Same-sex marriage continues to be a topic of debate in our country, but recent polls suggest that the majority of Americans now support gay marriage; 58% of Americans want it to be legal, while 36% want it to be illegal. With public support for same-sex marriage (and same-sex divorce) increasing, the U.S. Supreme Court is hearing two cases that involve the legality of same-sex couples getting married.

Until the Supreme Court makes a specific ruling, gay marriage will continue to be a somewhat gray area under the law. Only a handful of states currently allow gay couples to become legally married, and gay marriage is not legal on a federal level.

This means that when a gay couple gets married in their state of residence, the marriage is only recognized in that state. If they were to visit or move to another state where gay marriage is not legal, their marriage would not be recognized under the law in that state.

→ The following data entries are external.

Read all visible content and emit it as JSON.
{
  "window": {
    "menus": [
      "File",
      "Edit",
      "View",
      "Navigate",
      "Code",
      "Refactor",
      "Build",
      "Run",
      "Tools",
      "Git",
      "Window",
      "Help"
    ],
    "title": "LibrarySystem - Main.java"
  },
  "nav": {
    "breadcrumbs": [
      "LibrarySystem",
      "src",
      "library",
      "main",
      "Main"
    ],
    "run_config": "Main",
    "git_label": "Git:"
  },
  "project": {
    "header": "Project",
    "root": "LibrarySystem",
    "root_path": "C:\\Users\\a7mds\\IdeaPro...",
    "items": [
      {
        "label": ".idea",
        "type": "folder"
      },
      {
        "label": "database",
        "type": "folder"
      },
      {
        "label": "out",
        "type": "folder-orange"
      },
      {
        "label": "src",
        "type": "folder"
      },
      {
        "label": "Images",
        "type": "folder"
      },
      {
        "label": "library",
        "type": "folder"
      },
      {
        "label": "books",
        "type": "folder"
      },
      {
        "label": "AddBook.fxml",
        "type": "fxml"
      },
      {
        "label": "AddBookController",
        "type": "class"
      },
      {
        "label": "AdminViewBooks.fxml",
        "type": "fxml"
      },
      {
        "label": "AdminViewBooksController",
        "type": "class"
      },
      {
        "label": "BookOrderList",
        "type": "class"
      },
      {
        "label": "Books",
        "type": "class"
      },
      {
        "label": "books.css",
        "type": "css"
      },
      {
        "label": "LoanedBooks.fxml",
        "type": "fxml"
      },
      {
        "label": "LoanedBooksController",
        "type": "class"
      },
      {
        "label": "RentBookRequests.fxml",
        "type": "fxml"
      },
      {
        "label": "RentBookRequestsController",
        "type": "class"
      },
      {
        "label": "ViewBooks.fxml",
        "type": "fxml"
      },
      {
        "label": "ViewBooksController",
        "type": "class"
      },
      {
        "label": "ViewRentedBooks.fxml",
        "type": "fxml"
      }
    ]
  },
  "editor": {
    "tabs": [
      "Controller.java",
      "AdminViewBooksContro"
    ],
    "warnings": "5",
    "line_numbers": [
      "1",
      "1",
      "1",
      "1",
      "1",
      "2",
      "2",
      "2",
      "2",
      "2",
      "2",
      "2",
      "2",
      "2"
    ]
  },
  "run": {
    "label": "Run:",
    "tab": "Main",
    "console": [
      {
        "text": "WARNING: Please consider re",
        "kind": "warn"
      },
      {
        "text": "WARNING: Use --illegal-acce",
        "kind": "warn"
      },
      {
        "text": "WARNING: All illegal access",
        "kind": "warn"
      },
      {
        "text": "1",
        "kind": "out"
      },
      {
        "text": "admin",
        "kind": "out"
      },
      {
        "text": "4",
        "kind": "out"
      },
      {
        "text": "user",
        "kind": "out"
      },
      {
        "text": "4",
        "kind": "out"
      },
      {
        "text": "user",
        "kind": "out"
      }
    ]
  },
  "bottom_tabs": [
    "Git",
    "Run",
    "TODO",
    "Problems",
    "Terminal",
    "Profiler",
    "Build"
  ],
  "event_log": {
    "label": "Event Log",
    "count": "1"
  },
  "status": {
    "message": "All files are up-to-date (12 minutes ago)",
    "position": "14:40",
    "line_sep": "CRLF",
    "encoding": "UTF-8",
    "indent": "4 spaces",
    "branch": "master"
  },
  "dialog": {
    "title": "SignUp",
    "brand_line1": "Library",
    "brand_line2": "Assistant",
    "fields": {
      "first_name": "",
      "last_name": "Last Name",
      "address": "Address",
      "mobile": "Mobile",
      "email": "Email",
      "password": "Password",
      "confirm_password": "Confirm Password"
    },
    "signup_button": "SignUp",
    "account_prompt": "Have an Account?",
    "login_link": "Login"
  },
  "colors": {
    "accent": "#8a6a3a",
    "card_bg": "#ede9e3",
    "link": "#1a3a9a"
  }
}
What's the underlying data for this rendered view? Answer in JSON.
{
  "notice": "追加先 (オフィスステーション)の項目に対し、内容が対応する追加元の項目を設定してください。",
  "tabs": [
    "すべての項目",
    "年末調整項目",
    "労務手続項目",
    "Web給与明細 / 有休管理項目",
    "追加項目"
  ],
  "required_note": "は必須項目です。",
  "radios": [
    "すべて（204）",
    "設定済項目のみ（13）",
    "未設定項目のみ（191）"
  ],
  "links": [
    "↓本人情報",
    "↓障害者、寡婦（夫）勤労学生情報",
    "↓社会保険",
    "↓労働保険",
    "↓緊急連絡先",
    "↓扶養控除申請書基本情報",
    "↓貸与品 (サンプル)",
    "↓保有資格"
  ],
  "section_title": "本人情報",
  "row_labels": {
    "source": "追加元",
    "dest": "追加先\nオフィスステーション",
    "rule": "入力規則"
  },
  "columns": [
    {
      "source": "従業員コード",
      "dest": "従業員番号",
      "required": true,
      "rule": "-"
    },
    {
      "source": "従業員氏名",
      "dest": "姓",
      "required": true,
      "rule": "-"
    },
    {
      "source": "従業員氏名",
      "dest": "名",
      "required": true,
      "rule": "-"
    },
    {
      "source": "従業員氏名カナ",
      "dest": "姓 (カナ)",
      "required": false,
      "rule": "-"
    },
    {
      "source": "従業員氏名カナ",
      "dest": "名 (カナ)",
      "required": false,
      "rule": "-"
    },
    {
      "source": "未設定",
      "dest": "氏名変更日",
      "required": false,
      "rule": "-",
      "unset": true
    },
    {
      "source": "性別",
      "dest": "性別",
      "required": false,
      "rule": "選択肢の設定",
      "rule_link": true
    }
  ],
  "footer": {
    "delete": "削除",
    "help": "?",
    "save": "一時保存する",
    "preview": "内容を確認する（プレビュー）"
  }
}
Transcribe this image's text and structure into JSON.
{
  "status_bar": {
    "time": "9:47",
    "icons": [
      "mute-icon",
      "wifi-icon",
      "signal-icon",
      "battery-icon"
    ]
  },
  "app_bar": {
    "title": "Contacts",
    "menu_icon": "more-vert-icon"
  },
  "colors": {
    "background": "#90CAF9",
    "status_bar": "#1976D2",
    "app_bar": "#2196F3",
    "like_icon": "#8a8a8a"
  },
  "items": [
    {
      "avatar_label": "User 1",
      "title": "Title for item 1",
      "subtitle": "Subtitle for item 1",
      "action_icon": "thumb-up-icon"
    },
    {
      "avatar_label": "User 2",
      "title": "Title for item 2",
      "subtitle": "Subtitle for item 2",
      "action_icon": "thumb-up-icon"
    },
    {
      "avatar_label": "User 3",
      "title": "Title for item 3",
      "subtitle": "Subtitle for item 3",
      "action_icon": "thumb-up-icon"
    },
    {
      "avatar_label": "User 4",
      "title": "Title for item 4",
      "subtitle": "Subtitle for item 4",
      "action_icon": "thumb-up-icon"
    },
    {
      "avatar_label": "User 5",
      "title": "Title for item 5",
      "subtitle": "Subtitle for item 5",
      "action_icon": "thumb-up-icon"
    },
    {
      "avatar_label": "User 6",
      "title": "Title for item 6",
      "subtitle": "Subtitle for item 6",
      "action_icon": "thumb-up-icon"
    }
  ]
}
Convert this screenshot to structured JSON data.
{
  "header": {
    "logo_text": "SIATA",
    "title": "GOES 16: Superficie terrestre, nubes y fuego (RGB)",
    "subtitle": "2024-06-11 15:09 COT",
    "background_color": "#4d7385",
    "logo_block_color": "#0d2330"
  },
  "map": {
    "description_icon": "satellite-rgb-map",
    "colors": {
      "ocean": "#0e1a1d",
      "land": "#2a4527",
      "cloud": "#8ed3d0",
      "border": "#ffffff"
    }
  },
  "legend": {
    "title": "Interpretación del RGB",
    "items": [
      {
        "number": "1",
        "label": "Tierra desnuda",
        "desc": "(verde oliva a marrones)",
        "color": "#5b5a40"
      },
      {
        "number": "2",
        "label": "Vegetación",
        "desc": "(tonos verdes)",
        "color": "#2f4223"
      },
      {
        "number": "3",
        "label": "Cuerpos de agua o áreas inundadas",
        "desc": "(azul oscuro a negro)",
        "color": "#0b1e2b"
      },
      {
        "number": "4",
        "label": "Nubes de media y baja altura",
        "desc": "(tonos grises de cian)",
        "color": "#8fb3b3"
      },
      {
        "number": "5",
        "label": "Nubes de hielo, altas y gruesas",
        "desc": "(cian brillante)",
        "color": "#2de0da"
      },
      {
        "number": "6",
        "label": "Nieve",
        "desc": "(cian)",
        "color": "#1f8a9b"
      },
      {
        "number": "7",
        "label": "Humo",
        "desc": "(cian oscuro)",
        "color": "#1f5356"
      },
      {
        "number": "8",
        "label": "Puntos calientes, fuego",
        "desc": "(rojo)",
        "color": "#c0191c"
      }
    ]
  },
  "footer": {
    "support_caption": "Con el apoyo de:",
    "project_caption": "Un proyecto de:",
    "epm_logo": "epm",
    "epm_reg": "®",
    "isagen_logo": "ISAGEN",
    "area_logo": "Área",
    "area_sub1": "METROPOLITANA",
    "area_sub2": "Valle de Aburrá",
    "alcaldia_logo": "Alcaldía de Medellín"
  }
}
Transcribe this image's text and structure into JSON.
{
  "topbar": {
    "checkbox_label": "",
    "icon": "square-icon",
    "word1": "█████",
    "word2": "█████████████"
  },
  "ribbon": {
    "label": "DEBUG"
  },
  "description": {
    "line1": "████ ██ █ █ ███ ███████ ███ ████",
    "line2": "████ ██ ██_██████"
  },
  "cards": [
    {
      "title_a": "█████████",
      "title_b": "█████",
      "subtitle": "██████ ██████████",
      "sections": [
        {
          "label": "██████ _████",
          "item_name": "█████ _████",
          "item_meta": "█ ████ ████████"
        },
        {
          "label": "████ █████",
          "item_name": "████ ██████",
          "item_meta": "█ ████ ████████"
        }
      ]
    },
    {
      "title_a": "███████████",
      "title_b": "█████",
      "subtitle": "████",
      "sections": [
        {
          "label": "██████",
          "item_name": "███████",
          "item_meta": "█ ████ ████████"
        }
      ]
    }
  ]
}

This is a problematic issue not only because of the issue of the recognition of marriage, but also because of the problems that arise when a same-sex couple that is married decides to get a divorce. When a gay couple gets married in a state that recognizes gay marriage, same-sex divorce is usually relatively similar to when a man and woman get divorced.

However, divorces can get tricky for gay couples under certain situations. When a same-sex couple that gets divorced in a state that allows gay marriage moves to a state that does not recognize gay marriage, divorcing in that state can be an extremely complicated matter, or in many instances not even possible.

This is because most states that do not recognize same-sex marriages will not end them either. Moving back to the state where the couple got married may not be an option either, as many states require a period of residency before a couple is able to get divorced there. Some states are starting to create rules that allow a couple to get divorced if there are not many issues involved.

Unfortunately, many gay couples will still be unable to get divorced. Perhaps if the Supreme Court grants a decision favoring the legality of gay marriage on a federal level gay couples who have been unable to get divorced may be able to do so in the foreseeable future. If you have questions about your divorce, speak to an experienced divorce attorney in the Riverside and San Bernardino counties.

Source: Here & Now, “Same-Sex Couples Battle For Divorce Equality” Susan Sommer, March 22, 2013